● Exercise details:
For the string "timestamp", search the entries below and copy every line where it appears.

*****

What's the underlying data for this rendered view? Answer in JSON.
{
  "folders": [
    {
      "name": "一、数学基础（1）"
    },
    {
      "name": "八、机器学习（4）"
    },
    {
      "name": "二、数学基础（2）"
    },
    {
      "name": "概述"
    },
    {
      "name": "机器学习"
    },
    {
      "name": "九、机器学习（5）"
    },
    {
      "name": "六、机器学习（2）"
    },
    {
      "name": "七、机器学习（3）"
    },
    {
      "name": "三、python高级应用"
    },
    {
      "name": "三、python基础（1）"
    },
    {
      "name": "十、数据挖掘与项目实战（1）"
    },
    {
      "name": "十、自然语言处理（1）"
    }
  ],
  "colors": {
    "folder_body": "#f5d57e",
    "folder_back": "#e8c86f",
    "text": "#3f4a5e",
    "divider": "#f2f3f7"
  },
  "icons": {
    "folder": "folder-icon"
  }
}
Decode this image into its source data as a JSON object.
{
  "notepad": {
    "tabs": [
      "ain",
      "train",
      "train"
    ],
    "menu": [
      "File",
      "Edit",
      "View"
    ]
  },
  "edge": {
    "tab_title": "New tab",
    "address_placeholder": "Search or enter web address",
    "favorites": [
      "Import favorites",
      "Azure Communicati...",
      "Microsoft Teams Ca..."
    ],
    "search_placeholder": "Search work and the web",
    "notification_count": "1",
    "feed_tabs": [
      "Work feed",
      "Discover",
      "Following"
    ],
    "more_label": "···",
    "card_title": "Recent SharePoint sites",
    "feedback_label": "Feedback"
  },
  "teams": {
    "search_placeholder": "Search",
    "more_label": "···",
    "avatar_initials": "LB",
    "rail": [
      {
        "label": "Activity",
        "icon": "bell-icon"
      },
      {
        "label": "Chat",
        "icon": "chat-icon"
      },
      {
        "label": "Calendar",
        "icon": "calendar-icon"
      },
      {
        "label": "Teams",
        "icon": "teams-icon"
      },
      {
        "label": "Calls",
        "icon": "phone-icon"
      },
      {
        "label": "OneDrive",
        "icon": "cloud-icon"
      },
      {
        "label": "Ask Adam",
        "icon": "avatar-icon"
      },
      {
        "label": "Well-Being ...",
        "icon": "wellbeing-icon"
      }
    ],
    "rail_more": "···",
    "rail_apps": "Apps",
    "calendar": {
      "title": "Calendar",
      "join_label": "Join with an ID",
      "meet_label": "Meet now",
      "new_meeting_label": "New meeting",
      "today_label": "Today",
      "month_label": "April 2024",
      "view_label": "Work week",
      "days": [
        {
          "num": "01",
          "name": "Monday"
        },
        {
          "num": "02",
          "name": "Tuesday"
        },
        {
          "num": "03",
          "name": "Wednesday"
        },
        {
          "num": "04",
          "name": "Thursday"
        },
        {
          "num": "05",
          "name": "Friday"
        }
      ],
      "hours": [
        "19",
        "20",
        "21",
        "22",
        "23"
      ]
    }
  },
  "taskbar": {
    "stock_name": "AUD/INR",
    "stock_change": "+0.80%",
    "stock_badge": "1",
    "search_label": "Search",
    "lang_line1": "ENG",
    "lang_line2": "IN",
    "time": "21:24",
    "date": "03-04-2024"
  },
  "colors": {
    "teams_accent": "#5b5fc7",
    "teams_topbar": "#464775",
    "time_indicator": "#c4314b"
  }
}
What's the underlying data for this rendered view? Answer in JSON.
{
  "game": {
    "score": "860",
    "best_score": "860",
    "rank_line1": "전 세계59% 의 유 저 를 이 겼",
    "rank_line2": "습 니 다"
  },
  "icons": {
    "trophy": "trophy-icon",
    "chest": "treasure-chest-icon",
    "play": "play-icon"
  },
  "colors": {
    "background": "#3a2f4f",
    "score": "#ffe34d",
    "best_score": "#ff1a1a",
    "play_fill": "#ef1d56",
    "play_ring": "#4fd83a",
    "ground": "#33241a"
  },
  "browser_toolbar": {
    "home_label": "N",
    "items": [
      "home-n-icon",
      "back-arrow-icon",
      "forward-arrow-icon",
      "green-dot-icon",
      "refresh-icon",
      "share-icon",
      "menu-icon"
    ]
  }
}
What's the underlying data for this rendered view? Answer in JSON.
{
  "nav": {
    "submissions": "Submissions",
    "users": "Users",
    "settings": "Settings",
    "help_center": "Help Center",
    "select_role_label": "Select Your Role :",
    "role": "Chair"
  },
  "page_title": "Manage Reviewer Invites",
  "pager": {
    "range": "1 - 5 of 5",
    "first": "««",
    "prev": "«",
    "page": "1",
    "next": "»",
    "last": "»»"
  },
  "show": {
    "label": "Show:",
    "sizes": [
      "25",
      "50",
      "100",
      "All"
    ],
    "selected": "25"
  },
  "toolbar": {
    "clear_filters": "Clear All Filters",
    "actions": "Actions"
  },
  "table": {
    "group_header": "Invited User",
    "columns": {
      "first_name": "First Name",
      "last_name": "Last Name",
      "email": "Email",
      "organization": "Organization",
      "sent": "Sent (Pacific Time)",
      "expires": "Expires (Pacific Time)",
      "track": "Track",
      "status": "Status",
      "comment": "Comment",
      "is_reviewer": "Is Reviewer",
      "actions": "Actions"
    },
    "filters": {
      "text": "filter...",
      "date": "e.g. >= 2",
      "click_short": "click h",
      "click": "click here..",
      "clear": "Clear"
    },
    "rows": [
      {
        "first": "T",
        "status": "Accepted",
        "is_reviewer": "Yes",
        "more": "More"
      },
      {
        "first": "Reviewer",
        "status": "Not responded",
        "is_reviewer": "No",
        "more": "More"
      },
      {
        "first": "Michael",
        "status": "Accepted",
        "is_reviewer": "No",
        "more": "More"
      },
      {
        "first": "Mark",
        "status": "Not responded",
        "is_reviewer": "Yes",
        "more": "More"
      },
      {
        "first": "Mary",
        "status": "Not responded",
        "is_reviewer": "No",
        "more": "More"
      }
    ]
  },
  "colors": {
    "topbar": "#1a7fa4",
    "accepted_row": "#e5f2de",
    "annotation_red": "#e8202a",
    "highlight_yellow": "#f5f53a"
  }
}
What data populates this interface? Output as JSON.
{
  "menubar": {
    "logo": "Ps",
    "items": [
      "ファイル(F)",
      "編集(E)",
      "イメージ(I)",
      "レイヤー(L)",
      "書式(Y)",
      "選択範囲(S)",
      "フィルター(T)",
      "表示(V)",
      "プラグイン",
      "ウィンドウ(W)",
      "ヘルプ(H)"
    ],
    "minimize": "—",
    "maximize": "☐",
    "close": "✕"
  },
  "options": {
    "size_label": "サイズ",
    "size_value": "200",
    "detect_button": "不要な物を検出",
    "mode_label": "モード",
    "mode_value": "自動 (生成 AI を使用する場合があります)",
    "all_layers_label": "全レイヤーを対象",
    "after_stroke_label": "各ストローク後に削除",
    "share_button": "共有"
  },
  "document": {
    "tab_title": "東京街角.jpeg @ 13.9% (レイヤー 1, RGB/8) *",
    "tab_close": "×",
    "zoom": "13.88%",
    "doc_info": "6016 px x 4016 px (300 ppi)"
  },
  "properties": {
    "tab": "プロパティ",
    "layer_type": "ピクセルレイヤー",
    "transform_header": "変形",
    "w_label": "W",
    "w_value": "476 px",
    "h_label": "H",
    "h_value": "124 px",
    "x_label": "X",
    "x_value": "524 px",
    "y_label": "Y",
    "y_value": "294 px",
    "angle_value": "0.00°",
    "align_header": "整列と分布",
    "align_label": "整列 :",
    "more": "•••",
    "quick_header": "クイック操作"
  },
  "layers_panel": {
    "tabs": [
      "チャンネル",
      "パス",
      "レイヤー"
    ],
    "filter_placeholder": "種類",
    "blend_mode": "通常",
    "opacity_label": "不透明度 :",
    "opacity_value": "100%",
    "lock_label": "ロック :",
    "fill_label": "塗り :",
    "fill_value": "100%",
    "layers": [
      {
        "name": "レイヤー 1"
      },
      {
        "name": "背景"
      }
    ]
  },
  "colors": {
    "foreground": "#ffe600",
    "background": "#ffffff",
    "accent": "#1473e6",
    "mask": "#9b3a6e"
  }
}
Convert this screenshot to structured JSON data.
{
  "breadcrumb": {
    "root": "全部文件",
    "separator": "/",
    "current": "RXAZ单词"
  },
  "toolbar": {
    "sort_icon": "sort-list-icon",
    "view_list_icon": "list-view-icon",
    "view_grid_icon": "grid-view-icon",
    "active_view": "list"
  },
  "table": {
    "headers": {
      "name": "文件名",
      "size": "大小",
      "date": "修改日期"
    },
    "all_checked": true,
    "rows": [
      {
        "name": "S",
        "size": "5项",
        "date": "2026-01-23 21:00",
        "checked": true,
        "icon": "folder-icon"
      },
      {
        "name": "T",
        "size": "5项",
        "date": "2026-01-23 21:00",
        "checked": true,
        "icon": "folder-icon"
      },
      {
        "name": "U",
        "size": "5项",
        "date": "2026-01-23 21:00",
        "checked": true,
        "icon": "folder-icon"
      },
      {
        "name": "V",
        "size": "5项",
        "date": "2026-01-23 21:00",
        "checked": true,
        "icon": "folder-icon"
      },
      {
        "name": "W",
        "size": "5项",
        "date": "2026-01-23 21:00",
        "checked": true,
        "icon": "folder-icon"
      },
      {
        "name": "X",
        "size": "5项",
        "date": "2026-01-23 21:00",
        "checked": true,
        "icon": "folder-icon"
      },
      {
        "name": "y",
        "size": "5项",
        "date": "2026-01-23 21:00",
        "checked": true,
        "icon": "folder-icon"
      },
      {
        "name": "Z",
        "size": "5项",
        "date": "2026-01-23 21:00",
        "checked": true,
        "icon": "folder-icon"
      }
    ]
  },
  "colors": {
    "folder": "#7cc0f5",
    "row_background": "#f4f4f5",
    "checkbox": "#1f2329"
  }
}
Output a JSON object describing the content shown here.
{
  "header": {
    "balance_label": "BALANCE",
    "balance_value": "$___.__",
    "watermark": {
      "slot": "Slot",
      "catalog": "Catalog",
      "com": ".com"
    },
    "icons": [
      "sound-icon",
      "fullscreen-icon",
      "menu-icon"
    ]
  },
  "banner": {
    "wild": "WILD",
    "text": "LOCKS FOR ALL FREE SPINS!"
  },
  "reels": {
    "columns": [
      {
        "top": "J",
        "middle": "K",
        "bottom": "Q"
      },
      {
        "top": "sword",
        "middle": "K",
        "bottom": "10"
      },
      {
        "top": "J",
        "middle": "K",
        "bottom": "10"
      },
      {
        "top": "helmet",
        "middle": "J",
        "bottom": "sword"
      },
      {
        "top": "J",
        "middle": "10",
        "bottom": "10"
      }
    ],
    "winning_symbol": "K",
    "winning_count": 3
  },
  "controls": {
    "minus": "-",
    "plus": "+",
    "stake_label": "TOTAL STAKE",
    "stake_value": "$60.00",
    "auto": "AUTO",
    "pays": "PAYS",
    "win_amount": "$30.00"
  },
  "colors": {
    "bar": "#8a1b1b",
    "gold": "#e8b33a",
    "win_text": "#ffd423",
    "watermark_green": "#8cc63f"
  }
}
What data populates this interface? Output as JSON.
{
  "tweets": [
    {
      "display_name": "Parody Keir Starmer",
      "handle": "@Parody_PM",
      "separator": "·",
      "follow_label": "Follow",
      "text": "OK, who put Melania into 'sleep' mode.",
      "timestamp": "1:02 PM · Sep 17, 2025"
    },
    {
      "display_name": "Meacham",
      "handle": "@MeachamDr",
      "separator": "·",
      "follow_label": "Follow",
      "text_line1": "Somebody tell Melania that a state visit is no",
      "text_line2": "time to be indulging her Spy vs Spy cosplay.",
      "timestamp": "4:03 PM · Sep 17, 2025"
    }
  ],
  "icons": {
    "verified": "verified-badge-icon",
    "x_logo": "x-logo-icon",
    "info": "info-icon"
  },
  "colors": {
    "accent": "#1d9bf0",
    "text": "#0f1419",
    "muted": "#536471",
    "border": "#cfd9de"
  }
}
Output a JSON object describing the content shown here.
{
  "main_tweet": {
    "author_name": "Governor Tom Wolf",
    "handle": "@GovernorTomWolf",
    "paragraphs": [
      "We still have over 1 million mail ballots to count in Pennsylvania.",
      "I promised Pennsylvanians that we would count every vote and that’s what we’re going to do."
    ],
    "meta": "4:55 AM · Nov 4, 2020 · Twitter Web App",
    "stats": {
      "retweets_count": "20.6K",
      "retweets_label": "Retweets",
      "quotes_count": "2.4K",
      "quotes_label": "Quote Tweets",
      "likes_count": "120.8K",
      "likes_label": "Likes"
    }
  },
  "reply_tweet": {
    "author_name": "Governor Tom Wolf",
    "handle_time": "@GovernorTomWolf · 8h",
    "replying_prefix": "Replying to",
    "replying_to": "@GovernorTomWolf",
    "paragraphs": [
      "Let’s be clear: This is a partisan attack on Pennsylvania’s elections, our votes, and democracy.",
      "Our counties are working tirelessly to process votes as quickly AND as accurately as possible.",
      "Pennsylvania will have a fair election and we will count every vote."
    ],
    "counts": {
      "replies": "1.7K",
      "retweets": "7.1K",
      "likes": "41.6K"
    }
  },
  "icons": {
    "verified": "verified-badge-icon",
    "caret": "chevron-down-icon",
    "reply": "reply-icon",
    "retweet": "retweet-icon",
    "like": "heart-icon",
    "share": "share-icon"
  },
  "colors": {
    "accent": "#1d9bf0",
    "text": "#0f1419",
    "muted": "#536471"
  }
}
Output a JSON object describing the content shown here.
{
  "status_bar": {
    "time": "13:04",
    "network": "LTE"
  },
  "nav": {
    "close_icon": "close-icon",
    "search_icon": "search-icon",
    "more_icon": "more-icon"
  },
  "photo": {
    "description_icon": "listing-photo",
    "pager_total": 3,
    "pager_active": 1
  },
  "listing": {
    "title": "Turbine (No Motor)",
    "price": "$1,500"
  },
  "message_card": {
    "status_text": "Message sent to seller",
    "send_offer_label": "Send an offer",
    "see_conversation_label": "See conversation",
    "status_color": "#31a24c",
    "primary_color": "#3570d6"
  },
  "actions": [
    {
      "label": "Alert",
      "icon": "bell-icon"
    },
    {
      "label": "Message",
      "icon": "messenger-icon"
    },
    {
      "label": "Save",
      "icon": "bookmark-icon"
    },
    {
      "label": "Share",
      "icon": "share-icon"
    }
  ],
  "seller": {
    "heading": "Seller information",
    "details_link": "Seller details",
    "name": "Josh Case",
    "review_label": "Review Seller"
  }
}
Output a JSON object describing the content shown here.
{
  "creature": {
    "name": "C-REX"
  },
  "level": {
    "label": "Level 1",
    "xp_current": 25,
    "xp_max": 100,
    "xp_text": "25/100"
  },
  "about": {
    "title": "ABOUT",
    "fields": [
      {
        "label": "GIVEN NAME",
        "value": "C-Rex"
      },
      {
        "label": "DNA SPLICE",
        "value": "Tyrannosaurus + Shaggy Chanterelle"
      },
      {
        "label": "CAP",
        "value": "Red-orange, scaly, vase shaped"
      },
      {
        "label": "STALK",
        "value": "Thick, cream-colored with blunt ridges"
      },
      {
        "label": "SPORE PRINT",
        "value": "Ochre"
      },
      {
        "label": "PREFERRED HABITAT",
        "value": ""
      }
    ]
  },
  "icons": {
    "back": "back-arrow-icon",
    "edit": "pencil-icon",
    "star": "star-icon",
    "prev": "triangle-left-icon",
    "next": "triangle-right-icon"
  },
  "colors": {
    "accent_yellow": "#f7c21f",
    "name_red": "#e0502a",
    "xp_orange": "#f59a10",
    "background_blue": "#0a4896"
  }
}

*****

● Solution:
      "timestamp": "1:02 PM · Sep 17, 2025"
      "timestamp": "4:03 PM · Sep 17, 2025"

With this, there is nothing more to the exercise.